With starving children as the controlling idea of the plot, there is no relief for the reader from the overwhelming sadness in the lives of these children. As details of Tette’s life emerge, the novel resembles an opera far more than classic noir. Some of the subplots further increase the dark sentimentality by illustrating the lives of the elite (including the clergy) and the contrasts they offer to the lives of the children. Livia Vezzi, the wealthy widow of the world’s greatest tenor, is angling for the romantic attentions of Ricciardi, and she is now planning an elaborate party for her friend Edda Mussolini Ciano, newly married daughter of Il Duce. Her elegant lifestyle, like that of the rest of the aristocracy, combines with her lack of interest in the lower classes to emphasize the gap between the rich and poor.
The connivance of some of the clergy with the fascists, and the clergy’s blatant use of the curia to warn off investigators who might uncover some unsavory misdeeds also become issues. Even Ricciardi, in private life a baron with a large estate, does little in the way of action to help improve the lot of the poor, despite his stated empathy and the fact that Tette’s little dog, an obvious symbol, follows Ricciardi everywhere. The author provides additional insights into the personal life of Tette through a series of ten flashbacks leading up to his death, a technique which further conveys the horrors the child has lived through from his point of view.
Maurizio de Giovanni, a young writer whose descriptive talents develop more fully in this novel, with its memorable details about the coldness of winter’s approach and its psychological effects on the inhabitants, matches the moods of his novels to the seasons in which they take place.

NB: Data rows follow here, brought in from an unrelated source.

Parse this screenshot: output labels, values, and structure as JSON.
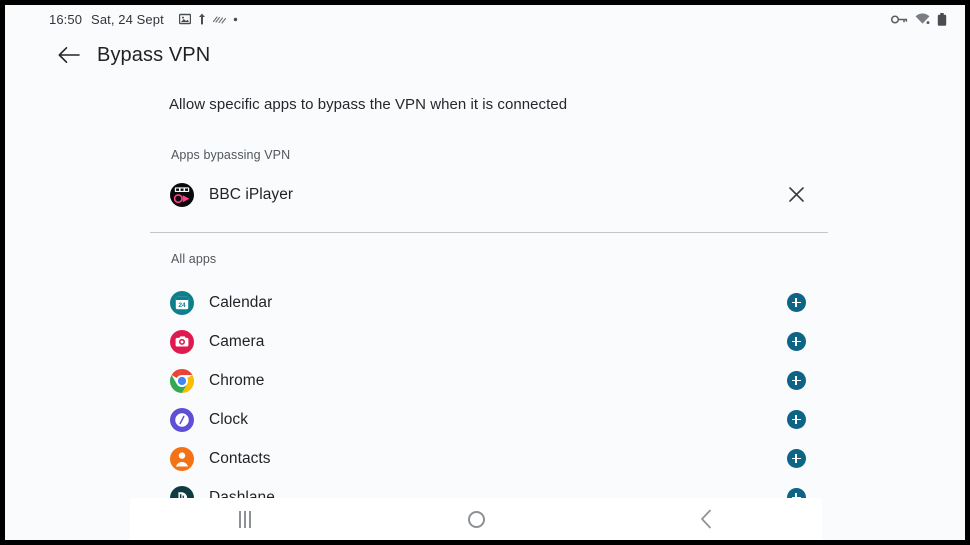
{
  "status_bar": {
    "time": "16:50",
    "date": "Sat, 24 Sept",
    "left_icons": [
      "image-icon",
      "notification-arrow-icon",
      "squiggle-icon",
      "dot-icon"
    ],
    "right_icons": [
      "vpn-key-icon",
      "wifi-icon",
      "battery-icon"
    ]
  },
  "app_bar": {
    "back_icon": "arrow-left-icon",
    "title": "Bypass VPN"
  },
  "page": {
    "description": "Allow specific apps to bypass the VPN when it is connected",
    "bypassing_section_label": "Apps bypassing VPN",
    "all_apps_section_label": "All apps"
  },
  "bypassing_apps": [
    {
      "name": "BBC iPlayer",
      "icon": "bbc-iplayer-icon",
      "action_icon": "close-icon"
    }
  ],
  "all_apps": [
    {
      "name": "Calendar",
      "icon": "calendar-icon",
      "action_icon": "add-icon"
    },
    {
      "name": "Camera",
      "icon": "camera-icon",
      "action_icon": "add-icon"
    },
    {
      "name": "Chrome",
      "icon": "chrome-icon",
      "action_icon": "add-icon"
    },
    {
      "name": "Clock",
      "icon": "clock-icon",
      "action_icon": "add-icon"
    },
    {
      "name": "Contacts",
      "icon": "contacts-icon",
      "action_icon": "add-icon"
    },
    {
      "name": "Dashlane",
      "icon": "dashlane-icon",
      "action_icon": "add-icon"
    }
  ],
  "nav_bar": {
    "recents_label": "Recents",
    "home_label": "Home",
    "back_label": "Back"
  },
  "colors": {
    "accent_add_button": "#0d6485",
    "background": "#fafbfc",
    "nav_bar_background": "#ffffff",
    "divider": "#c3c6ca",
    "primary_text": "#1f2226",
    "secondary_text": "#52575c"
  }
}
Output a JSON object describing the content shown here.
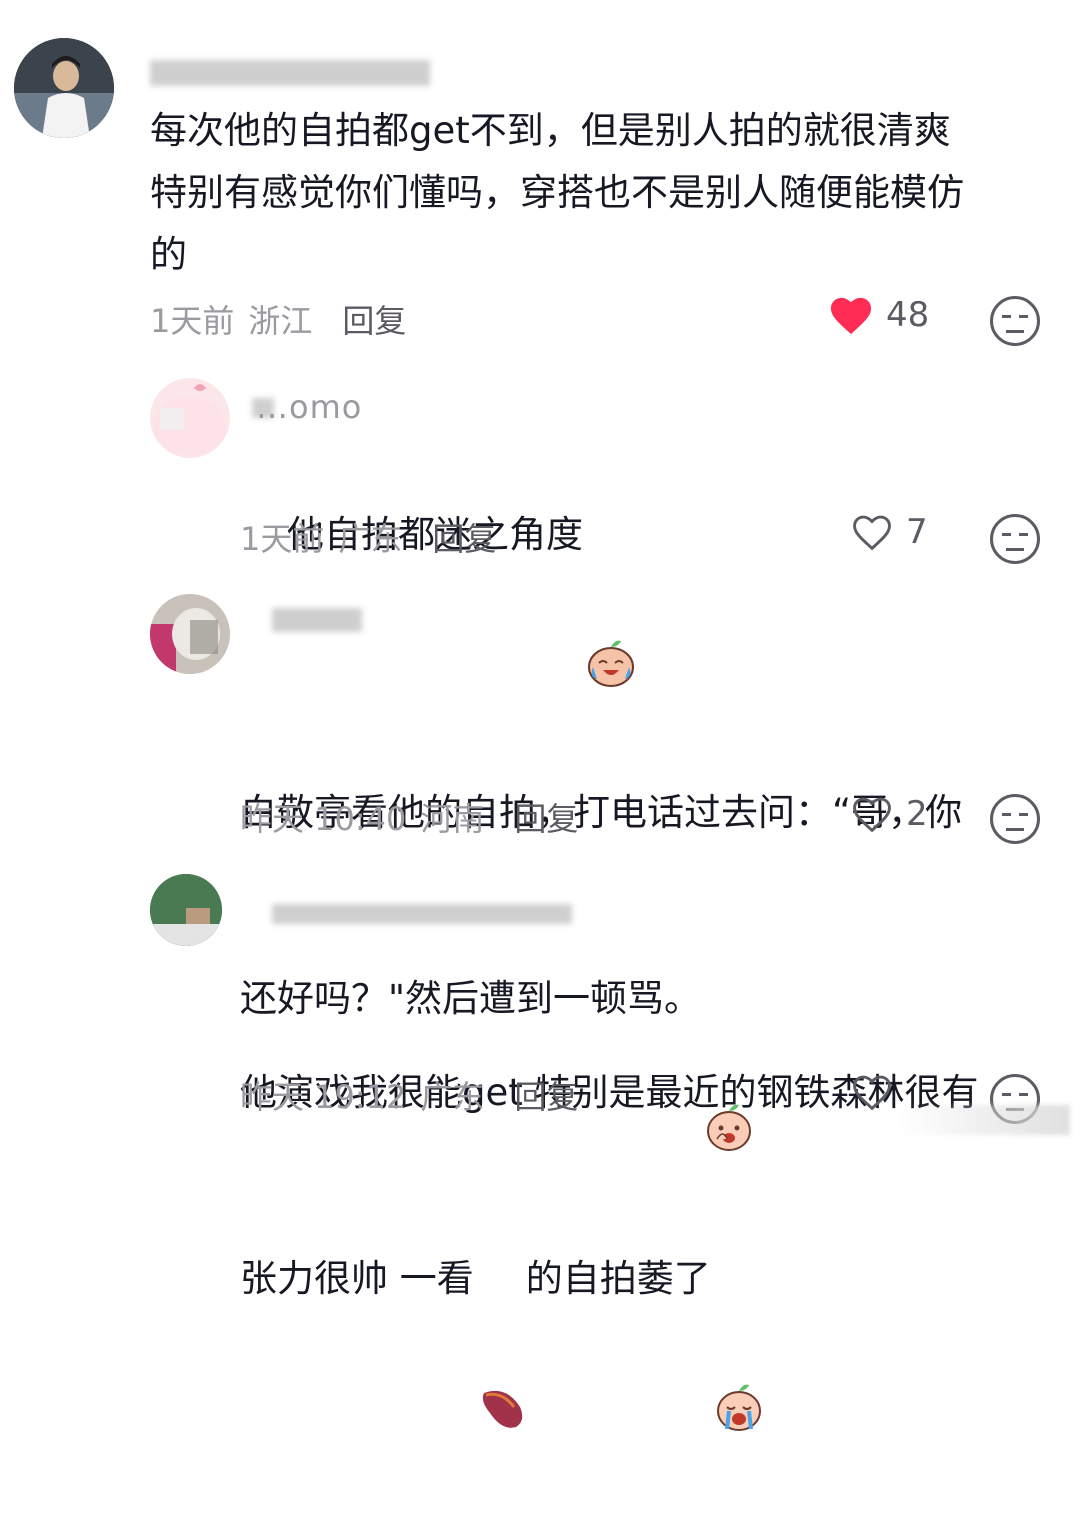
{
  "comments": [
    {
      "username": "",
      "text": "每次他的自拍都get不到，但是别人拍的就很清爽\n特别有感觉你们懂吗，穿搭也不是别人随便能模仿\n的",
      "time": "1天前",
      "location": "浙江",
      "reply_label": "回复",
      "likes": "48",
      "liked": true,
      "emoji_icon": "neutral-face-icon"
    },
    {
      "username": "…omo",
      "text": "他自拍都迷之角度",
      "time": "1天前",
      "location": "广东",
      "reply_label": "回复",
      "likes": "7",
      "liked": false,
      "emoji_icon": "neutral-face-icon"
    },
    {
      "username": "",
      "text_line1": "白敬亭看他的自拍，打电话过去问：“哥，你",
      "text_line2": "还好吗？\"然后遭到一顿骂。",
      "time": "昨天 10:40",
      "location": "河南",
      "reply_label": "回复",
      "likes": "2",
      "liked": false,
      "emoji_icon": "neutral-face-icon"
    },
    {
      "username": "",
      "text_line1": "他演戏我很能get 特别是最近的钢铁森林很有",
      "text_line2_a": "张力很帅 一看",
      "text_line2_b": "的自拍萎了",
      "time": "昨天 19:12",
      "location": "广东",
      "reply_label": "回复",
      "likes": "",
      "liked": false,
      "emoji_icon": "neutral-face-icon"
    }
  ],
  "colors": {
    "like_red": "#fe2c55",
    "meta_gray": "#9a9aa0",
    "text": "#161823"
  }
}
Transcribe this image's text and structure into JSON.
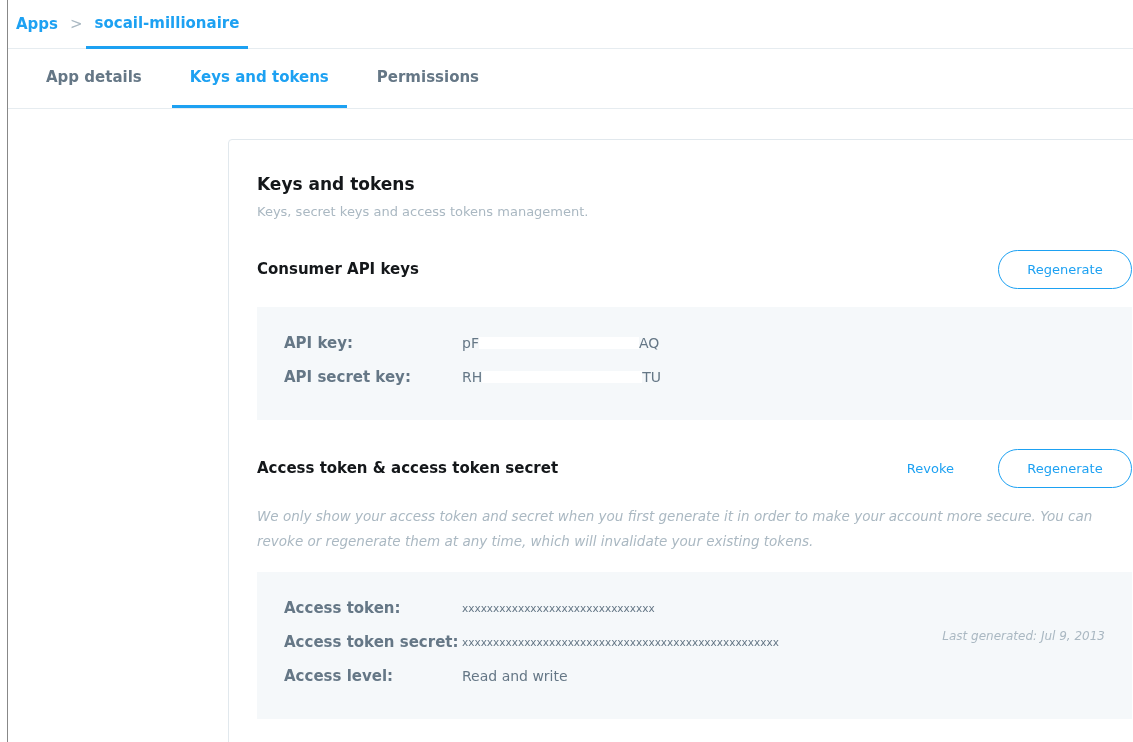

This novel, taking place in autumn, emphasizes change and the death of summer’s bounty, leading to the coldness of winter, a symbol which readers of this final novel of the tetralogy will not be able to ignore: The devastating conclusion comes like a blast of Arctic air, and it is virtually guaranteed to shock long-time fans of the first three novels.